In worldwide markets, natural gas prices are much higher than anticipated
Rising carbon prices in Europe, a drop in gas from pipelines and a contraction in liquefied natural gas (LNG) capacity, as well as the coronavirus epidemic, have all contributed to a surge in natural gas prices on the global market, according to Sohbet Karbuz, a visiting lecturer at Bilkent University’s Energy Policy Research Center (AA).
The natural gas market has been thrown into disarray, according to Karbuz, not only because of the fast depletion of natural gas stocks in Asia and Europe as a consequence of the harsh winter and cooler-than-expected spring temperatures but also because of the coronavirus epidemic.
Greater industrial and power output, which rebounded after the lifting of pandemic limitations, he added, led to the increase in demand, which coincided with the cold weather.
Karbuz also linked the price hike to rising carbon costs in Europe, as well as the need for gas to cover the demand gap created by reduced renewables production.
“In November 2020, prices were about $25 per ton; today they’re above $50.” As a result, the shift from coal to gas has quickened.
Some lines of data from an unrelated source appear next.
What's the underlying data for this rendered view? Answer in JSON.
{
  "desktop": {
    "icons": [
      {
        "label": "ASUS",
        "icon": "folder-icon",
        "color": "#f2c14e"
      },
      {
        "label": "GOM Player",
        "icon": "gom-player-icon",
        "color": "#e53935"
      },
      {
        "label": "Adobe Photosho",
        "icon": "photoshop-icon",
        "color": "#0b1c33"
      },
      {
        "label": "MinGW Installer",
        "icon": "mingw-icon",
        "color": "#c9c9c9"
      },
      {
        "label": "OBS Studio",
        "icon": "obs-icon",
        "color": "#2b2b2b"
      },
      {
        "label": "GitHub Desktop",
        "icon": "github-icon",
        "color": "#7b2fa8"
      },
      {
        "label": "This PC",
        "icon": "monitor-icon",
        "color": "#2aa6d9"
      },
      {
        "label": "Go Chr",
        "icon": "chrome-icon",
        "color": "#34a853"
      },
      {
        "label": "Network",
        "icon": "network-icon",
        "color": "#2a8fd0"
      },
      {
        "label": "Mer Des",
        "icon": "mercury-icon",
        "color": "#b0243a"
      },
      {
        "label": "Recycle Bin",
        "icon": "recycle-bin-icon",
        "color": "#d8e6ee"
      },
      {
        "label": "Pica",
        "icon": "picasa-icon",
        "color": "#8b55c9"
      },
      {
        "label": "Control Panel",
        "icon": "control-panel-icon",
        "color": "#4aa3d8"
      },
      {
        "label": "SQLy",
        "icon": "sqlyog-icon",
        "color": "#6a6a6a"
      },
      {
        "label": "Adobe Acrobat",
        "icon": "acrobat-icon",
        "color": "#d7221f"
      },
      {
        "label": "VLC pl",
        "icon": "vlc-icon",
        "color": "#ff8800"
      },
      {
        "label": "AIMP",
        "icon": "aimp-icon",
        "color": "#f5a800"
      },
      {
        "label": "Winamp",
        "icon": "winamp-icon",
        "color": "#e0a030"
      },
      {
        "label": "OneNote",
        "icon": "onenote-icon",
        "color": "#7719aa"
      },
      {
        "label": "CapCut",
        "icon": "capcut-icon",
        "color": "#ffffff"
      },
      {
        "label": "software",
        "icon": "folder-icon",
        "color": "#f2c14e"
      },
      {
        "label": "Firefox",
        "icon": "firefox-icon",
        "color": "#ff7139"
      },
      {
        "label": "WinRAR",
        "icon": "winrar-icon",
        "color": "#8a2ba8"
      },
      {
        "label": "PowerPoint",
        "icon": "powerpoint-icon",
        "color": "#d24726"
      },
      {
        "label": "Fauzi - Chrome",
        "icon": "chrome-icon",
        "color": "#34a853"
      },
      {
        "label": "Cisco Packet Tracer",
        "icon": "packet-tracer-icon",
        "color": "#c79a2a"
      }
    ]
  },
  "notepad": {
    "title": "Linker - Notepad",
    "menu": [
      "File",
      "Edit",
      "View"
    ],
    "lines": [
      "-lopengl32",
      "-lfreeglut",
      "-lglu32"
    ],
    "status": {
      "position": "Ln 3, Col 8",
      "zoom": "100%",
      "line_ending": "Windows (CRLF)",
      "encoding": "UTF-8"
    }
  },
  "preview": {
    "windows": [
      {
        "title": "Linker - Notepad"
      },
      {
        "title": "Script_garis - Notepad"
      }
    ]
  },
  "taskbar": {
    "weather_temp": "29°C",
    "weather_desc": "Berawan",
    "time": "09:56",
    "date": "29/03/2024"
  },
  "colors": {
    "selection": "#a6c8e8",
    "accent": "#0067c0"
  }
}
In Europe, wind and solar power have also failed to meet expectations in terms of energy production,” he said.
In the last six months, China has surpassed Japan as the world’s biggest LNG importer, signaling a shift in Asia’s gas market, which has seen natural gas demand rise.
The Tokyo Olympics, which begin on July 23, will have an impact on Japan’s demand, according to Karbuz.
Because Japan’s gas stockpiles are in jeopardy owing to the Olympics, there will likely be more competition among importers and higher prices as a result of increased demand.
According to him, the LNG market has shifted away from Europe and toward Asia, resulting in higher LNG prices in Europe this year.
“In terms of pricing, Europe is in a precarious position.” The cost of LNG is rising. Due to maintenance and faults at certain LNG plants in Europe, which is considered the final supplier, LNG intake capacity has decreased,” he said.
Russia’s unwillingness to exceed its regular contract with deliveries to Europe has resulted in a gas supply shortfall.
“Russia delivers gas from Yamal (liquefied natural gas terminal) and via the Nord Stream pipeline at almost full capacity” (gas pipeline). It has the option of increasing the flow via Ukraine, but it does not want to go above the agreed-upon quantity. He said, “There is a global battle.”
In June, a series of difficulties with gas shipments from Libya to Italy exacerbated the shortfall.
According to Karbuz, since pipe gas and LNG extraction capacity has shrunk, LNG costs have risen, which is reflected in hub pricing.
“In the last several days, TTF prices in the Netherlands have reached unprecedented highs,” he said.
Gas prices have almost quadrupled in the last seven years.
Gas supplies in Europe fell to their lowest level in ten years at the end of June, resulting in near-seven-fold price hikes.
In June 2020, prices at the National Balancing Point (NBP) hub in the United Kingdom, the Dutch Title Transfer Facility (TTF), and the Japan Korea Marker (JKM) were all below $2 per MMBtu (Metric Milion British Thermal Unit).
Prices climbed to $10.92 on the NBP, $11.19 on the TTF, and $12.69 on the JKM as of July 7, leaving sellers with a large profit.
He cautioned that this does not augur well for having balanced pricing throughout the winter when demand is at its peak and supply is at its lowest.
“If the weather is severe and there isn’t enough petrol in the tanks, gas prices will be wildly fluctuating.” He said, “There is just too much price fluctuation.”